by John Berendt's book, Midnight in the Garden of Good and Evil, and the Clint Eastwood movie of the same name featuring
some scenes filmed here, the cemetery is a beautiful place with a rich history.
In 1771 John Mullryne and his son-in-law Josiah Tatnall purchased 600 acres of land here and established
a family plantation named Bonaventure, from the French for "good fortune." By 1846, the last son of the family sold
Bonaventure to a Savannah businessman who set aside 70 acres for a public cemetery. The city of Savannah bought the
cemetery in 1907.
The cemetery is filled with beautiful statues, monuments, and family chapel buildings, set amid live oaks
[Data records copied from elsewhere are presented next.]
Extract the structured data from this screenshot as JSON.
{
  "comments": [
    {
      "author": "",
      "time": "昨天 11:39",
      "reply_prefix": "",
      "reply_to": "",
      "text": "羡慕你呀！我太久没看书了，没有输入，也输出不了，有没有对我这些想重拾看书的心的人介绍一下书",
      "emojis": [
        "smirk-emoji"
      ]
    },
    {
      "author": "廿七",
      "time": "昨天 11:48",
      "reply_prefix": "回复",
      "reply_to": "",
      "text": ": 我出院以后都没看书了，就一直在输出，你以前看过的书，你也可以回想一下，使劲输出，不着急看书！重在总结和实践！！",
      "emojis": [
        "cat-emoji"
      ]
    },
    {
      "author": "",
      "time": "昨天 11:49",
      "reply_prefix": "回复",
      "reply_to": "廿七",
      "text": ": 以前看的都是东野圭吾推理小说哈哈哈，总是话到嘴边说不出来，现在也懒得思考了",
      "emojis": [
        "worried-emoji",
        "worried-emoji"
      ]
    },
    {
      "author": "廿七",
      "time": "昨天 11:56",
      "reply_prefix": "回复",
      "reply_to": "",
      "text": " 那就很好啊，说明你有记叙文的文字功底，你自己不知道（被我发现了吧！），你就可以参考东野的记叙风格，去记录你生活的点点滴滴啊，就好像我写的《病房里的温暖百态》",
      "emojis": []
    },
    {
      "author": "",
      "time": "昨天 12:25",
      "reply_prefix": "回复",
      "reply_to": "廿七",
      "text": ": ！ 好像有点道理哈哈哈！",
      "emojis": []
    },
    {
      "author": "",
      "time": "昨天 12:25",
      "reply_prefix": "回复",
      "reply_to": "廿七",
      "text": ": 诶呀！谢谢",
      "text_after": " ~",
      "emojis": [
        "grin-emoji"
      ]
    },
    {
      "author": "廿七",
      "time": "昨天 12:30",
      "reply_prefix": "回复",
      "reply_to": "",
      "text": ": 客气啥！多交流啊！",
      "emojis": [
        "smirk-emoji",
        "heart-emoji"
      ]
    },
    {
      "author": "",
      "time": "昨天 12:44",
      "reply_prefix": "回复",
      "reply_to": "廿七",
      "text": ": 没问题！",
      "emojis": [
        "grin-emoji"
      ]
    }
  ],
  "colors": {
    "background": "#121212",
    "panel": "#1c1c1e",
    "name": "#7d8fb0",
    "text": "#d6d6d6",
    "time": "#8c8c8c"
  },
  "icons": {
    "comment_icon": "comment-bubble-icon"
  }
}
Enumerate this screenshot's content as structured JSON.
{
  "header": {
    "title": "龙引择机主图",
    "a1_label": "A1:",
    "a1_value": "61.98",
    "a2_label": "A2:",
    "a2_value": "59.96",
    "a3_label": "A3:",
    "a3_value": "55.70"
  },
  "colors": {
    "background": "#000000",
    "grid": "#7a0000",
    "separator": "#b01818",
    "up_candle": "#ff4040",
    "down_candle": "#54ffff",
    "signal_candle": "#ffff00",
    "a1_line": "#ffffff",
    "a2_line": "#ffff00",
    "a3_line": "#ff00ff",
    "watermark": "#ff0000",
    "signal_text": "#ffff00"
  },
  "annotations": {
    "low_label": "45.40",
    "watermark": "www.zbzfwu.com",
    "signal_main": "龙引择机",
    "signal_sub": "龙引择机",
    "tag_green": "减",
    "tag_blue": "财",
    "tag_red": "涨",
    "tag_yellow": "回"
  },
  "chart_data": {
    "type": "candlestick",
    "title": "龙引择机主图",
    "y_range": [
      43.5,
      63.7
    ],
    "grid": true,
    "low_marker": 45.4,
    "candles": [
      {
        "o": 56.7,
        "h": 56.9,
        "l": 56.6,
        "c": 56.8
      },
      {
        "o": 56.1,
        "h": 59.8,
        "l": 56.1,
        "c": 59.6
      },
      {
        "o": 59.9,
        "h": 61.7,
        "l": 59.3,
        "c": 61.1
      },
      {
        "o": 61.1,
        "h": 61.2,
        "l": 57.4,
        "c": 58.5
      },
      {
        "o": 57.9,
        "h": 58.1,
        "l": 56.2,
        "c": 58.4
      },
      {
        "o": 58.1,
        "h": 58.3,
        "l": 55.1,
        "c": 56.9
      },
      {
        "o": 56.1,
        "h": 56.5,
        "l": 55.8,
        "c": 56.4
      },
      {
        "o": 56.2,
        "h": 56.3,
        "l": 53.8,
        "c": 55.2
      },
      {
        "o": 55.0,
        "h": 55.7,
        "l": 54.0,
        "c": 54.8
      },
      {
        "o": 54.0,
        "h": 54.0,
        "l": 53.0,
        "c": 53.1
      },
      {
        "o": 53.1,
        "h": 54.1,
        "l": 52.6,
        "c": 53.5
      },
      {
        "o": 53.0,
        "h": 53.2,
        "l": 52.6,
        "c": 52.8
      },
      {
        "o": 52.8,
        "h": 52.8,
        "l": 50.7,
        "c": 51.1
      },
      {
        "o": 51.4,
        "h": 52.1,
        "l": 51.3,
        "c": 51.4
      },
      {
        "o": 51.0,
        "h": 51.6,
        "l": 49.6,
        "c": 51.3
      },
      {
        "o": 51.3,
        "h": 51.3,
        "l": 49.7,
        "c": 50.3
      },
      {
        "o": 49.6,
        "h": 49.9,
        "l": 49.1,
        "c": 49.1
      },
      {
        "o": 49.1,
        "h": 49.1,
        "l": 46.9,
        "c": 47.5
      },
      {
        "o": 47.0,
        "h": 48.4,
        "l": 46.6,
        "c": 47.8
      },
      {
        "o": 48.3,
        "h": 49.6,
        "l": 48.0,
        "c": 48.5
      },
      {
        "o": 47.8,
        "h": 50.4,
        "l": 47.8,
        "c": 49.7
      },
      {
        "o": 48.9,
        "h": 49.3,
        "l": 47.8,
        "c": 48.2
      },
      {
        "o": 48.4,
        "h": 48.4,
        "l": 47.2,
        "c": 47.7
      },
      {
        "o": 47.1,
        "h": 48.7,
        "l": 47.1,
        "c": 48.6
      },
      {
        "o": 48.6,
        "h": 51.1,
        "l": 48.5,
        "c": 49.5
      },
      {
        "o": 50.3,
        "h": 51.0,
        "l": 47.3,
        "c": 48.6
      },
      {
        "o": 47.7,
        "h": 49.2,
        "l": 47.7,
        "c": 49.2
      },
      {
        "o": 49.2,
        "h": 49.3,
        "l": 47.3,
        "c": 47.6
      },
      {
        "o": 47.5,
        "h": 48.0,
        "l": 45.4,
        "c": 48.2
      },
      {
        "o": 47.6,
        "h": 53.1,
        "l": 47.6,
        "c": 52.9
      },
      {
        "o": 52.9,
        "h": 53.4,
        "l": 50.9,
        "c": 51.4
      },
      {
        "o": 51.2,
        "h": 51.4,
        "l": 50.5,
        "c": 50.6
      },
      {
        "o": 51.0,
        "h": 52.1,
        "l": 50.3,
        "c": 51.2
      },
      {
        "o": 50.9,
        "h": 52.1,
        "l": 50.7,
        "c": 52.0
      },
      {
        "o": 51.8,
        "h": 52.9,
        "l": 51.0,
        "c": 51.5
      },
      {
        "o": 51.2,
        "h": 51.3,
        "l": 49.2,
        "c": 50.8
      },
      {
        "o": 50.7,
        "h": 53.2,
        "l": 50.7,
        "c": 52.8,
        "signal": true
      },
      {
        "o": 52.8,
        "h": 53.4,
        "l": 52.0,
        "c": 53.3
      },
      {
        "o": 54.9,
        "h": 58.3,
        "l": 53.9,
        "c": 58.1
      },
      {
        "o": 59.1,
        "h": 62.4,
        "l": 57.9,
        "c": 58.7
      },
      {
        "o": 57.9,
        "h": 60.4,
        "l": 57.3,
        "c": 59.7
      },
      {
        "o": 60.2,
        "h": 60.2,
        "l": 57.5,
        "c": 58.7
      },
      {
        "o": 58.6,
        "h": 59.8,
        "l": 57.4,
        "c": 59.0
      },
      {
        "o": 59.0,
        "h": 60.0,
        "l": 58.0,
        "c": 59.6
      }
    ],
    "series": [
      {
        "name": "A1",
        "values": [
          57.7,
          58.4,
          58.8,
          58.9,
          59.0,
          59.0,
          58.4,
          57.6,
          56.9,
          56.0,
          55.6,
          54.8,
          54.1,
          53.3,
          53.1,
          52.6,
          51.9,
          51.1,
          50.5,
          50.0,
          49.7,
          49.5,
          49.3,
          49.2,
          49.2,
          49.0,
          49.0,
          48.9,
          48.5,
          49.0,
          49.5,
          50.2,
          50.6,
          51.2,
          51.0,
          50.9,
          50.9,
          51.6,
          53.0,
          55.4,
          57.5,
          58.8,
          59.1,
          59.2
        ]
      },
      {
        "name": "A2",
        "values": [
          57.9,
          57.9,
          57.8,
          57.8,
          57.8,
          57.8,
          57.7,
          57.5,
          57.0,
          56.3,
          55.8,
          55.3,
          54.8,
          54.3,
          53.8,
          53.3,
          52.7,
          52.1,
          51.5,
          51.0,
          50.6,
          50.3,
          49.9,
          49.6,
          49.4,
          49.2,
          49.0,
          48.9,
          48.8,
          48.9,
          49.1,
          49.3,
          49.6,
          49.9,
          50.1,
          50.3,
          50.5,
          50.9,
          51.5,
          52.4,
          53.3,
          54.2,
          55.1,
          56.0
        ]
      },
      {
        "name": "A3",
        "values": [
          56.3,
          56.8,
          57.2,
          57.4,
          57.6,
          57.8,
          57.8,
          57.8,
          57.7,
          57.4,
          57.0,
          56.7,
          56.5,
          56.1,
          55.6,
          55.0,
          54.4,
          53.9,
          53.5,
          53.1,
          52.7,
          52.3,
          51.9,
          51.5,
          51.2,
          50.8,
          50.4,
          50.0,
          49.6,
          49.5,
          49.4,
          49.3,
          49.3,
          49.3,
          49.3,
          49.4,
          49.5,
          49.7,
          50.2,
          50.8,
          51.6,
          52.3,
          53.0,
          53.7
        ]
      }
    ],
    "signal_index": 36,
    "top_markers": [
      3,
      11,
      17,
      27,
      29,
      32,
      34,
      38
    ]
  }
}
draped with Spanish moss. There are ponds, fountains, gardens and benches throughout. This cemetery
was established and developed during a time when people visited cemeteries like parks, strolling and picnicking and socializing
During our last visit to Thunderbolt, we rode our bikes the short distance from the boat to the cemetery,
and we stopped often to admire the statues of angels and cherubs, draped urns, tree trunks, and other icons of death.
We visited the graves of poet Conrad Aiken, song writer Johnny Mercer, and Civil War heros. Today, by boat, we
could see that azeleas were in bloom--copious mounds of red and coral and pink along the ground, while mists of white
dogwood blooms floated above. Wisteria hung lavender from trees and trellises. It would be a beautiful time to visit
We made our way to Beaufort, South Carolina, on schedule, and got to Marsh Harbor Boatworks at high
tide. Our weather radio warned of chances for high winds building in the afternoon and into the evening, so we took down
all our isinglass enclosures and stored them safely away. We securely stowed everything that might get blown around,
packed up, got our rental car, and headed north for home.